Project description:Hawaii has one of the highest incidences of Campylobacteriosis in the United States, but there remains little published data on circulating strains or antimicrobial resistance. We characterized 110 clinical Campylobacter isolates (106?C. jejuni, 4?C. coli) processed at Tripler Army Medical Center in Honolulu, HI from 2012-2016. Twenty-five percent of C. jejuni isolates exhibited fluoroquinolone (FQ) resistance, compared with 16% for tetracycline (TET), and 0% for macrolides. Two of the four C. coli isolates were resistant to FQ, TET, and macrolides. C. jejuni isolates further underwent multilocus sequence typing, pulsed-field gel electrophoresis, and molecular capsular typing. Nineteen capsule types were observed, with two capsule types (HS2 and HS9) being associated with FQ resistance (p?<?0.001 and p?=?0.006, respectively). HS2 FQ-resistant isolates associated with clonal complex 21, possibly indicating clonal spread in FQ resistance.
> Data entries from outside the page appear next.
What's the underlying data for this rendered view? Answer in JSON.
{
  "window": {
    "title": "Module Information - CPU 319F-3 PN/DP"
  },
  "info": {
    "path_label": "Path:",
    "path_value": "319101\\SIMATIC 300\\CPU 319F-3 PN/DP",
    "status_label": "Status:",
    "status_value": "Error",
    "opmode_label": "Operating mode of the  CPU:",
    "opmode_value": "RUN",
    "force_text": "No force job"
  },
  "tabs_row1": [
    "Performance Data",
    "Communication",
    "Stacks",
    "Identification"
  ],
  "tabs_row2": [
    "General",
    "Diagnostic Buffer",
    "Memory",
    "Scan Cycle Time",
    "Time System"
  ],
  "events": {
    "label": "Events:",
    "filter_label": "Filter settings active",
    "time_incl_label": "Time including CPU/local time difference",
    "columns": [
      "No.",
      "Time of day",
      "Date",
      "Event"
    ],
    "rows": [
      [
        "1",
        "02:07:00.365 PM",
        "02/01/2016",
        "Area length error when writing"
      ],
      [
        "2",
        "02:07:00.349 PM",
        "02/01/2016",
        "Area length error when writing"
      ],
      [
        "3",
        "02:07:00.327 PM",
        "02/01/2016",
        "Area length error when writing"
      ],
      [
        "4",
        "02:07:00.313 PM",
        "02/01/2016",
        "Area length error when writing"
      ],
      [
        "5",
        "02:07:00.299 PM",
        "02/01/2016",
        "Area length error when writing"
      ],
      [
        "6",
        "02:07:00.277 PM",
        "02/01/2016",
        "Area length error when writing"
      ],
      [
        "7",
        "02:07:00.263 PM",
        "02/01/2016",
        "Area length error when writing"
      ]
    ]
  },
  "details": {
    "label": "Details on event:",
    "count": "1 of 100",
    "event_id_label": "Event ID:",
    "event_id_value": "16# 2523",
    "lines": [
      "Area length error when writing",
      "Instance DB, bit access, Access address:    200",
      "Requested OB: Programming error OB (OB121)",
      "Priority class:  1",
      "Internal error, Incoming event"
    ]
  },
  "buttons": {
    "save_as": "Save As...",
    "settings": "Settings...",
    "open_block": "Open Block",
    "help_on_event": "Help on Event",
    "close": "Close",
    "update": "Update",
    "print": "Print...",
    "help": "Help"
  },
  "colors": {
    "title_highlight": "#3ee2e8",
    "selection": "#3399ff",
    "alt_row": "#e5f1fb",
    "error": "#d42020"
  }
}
Macrolides should be considered for treatment of suspect cases due to lack of observed resistance.